§ Source material

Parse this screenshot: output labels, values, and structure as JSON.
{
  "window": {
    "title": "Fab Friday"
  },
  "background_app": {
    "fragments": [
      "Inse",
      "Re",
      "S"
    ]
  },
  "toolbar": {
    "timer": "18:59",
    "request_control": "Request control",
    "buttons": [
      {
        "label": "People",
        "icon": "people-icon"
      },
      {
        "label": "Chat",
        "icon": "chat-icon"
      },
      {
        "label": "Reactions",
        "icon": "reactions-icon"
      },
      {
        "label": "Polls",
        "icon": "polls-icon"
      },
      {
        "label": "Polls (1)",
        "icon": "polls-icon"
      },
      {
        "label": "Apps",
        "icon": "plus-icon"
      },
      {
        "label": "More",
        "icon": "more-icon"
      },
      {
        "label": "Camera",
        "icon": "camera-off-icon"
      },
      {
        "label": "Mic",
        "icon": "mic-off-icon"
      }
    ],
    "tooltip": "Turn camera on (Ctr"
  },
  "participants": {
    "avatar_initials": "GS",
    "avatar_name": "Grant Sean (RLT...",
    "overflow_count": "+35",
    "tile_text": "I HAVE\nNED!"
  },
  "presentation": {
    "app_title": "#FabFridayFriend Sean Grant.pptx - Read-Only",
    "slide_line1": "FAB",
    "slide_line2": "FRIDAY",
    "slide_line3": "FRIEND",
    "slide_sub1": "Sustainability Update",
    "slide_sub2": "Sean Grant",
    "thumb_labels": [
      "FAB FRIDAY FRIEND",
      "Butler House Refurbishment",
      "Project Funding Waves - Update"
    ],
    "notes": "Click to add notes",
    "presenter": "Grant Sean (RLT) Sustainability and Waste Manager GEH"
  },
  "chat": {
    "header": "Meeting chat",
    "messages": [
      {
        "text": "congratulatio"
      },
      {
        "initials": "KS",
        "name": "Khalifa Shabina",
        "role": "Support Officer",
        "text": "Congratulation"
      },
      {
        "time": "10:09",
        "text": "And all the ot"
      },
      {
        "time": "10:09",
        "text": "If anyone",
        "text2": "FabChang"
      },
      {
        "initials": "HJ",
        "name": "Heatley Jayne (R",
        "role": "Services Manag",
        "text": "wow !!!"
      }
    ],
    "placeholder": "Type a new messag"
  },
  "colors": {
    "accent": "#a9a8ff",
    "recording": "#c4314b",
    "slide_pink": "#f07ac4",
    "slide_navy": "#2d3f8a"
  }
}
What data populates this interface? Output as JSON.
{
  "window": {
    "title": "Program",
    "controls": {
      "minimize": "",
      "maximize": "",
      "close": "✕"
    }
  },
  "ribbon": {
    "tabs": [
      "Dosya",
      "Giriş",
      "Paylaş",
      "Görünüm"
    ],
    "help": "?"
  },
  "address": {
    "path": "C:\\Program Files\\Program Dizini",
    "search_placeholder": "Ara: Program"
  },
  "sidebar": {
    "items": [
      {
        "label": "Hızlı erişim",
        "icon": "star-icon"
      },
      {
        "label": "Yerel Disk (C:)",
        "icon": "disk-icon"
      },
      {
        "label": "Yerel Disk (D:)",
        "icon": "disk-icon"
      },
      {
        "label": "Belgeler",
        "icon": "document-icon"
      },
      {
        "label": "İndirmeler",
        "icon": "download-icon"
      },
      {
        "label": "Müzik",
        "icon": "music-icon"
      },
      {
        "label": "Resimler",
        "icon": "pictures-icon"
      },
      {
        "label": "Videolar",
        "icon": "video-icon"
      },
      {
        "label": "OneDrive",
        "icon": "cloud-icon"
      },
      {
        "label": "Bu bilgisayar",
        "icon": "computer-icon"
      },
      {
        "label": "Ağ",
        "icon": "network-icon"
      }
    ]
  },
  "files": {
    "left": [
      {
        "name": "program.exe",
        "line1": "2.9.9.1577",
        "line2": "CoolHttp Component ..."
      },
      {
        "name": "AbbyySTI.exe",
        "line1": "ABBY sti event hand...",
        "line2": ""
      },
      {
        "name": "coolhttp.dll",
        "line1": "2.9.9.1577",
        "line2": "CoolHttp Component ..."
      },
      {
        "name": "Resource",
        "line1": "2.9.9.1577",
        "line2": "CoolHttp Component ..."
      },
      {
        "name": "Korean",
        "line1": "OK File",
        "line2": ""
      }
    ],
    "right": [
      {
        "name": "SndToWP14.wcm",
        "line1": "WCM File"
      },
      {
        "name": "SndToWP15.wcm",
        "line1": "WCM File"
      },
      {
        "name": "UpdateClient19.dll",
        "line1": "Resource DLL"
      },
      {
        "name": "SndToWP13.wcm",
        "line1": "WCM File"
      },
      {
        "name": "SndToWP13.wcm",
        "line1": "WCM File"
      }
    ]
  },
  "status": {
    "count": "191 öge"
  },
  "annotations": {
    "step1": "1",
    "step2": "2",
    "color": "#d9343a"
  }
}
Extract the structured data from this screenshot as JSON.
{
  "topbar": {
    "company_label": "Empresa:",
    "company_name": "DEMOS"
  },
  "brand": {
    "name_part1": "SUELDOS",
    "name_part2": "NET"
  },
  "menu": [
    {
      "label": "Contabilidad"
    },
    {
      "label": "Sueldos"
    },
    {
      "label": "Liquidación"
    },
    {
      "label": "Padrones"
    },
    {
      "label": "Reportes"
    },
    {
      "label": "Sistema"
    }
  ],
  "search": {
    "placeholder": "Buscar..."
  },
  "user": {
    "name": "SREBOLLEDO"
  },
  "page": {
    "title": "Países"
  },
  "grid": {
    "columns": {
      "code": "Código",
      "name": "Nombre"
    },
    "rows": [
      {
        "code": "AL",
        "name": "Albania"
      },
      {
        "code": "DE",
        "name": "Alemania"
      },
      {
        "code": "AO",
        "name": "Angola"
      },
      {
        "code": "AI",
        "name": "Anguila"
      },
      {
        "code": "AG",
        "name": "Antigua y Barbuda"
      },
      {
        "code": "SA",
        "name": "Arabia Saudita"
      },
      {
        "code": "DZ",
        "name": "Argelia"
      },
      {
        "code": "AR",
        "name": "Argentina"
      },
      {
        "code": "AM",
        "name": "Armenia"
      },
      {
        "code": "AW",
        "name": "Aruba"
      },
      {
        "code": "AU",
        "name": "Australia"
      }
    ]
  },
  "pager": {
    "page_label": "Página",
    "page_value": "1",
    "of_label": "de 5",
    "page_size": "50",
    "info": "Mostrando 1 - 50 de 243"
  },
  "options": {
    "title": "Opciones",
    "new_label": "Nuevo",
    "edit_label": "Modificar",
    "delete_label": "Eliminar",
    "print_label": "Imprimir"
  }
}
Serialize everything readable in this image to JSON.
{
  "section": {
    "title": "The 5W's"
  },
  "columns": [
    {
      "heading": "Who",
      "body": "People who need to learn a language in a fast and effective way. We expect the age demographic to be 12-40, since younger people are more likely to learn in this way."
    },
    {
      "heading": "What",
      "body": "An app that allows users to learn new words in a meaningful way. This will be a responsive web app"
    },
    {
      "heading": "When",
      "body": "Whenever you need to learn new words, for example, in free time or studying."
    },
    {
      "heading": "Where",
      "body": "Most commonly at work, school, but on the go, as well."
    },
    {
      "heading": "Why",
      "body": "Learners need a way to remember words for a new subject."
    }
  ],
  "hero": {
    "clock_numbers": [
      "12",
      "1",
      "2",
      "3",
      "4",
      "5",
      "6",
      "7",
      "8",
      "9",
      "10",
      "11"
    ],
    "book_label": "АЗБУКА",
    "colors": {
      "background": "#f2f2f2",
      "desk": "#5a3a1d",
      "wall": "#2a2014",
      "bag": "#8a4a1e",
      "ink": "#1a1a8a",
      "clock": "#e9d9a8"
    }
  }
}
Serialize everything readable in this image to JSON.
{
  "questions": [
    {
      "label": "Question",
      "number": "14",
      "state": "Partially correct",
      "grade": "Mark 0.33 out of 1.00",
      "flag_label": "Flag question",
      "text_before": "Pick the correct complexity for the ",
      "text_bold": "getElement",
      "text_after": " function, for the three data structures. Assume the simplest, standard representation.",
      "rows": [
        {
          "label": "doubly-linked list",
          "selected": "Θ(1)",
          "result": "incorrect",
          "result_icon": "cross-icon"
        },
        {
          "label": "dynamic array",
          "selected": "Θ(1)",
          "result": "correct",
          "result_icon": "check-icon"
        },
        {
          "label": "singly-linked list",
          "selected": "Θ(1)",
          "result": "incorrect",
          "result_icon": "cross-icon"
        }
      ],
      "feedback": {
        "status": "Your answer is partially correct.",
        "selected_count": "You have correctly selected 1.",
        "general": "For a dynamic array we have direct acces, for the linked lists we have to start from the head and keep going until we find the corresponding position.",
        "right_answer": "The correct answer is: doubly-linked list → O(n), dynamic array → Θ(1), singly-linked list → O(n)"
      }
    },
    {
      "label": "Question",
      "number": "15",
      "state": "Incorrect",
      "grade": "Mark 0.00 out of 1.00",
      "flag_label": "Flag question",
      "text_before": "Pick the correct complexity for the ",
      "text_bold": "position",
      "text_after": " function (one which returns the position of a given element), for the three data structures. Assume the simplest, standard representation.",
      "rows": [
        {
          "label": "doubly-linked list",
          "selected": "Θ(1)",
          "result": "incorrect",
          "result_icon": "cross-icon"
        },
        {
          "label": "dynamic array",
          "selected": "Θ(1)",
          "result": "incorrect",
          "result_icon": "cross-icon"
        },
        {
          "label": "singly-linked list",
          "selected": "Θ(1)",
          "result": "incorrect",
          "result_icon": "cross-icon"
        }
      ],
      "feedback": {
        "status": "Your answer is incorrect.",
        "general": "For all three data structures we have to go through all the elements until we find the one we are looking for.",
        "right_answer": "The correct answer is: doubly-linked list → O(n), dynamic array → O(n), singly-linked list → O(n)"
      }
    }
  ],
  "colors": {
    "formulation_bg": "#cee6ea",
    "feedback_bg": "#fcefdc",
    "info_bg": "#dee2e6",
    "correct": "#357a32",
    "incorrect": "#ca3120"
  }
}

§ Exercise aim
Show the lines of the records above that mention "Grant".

§ Solution below
    "avatar_name": "Grant Sean (RLT...",
    "app_title": "#FabFridayFriend Sean Grant.pptx - Read-Only",
    "slide_sub2": "Sean Grant",
    "presenter": "Grant Sean (RLT) Sustainability and Waste Manager GEH"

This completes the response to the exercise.